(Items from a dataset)
________

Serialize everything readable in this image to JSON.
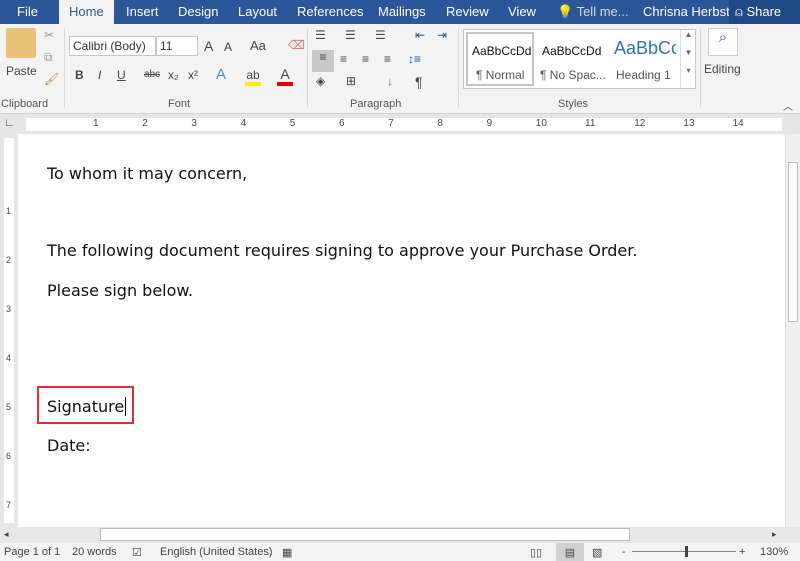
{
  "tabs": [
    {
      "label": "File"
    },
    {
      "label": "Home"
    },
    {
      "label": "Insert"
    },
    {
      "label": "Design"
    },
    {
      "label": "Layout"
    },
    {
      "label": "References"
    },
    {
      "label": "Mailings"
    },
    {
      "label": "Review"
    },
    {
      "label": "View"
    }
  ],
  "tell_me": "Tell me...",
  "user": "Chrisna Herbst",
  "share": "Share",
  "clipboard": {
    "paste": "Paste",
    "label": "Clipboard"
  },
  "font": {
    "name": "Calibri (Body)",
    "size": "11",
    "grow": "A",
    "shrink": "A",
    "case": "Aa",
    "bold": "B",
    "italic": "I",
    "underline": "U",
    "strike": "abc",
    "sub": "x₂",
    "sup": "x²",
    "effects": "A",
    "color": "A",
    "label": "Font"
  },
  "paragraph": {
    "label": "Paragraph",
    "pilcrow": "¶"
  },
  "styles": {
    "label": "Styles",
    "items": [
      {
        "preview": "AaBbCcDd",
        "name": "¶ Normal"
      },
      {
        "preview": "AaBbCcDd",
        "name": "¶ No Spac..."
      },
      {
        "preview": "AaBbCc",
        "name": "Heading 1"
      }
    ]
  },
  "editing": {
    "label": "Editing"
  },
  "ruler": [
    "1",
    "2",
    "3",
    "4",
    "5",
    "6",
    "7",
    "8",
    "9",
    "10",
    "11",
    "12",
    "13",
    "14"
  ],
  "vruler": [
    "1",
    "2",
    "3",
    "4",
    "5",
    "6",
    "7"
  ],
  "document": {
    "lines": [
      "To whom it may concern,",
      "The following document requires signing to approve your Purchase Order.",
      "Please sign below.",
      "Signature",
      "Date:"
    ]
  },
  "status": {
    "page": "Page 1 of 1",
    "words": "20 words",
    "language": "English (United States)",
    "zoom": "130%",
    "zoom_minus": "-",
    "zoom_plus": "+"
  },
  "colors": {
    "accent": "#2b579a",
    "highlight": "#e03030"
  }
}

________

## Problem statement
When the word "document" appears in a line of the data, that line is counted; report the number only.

## Task output
2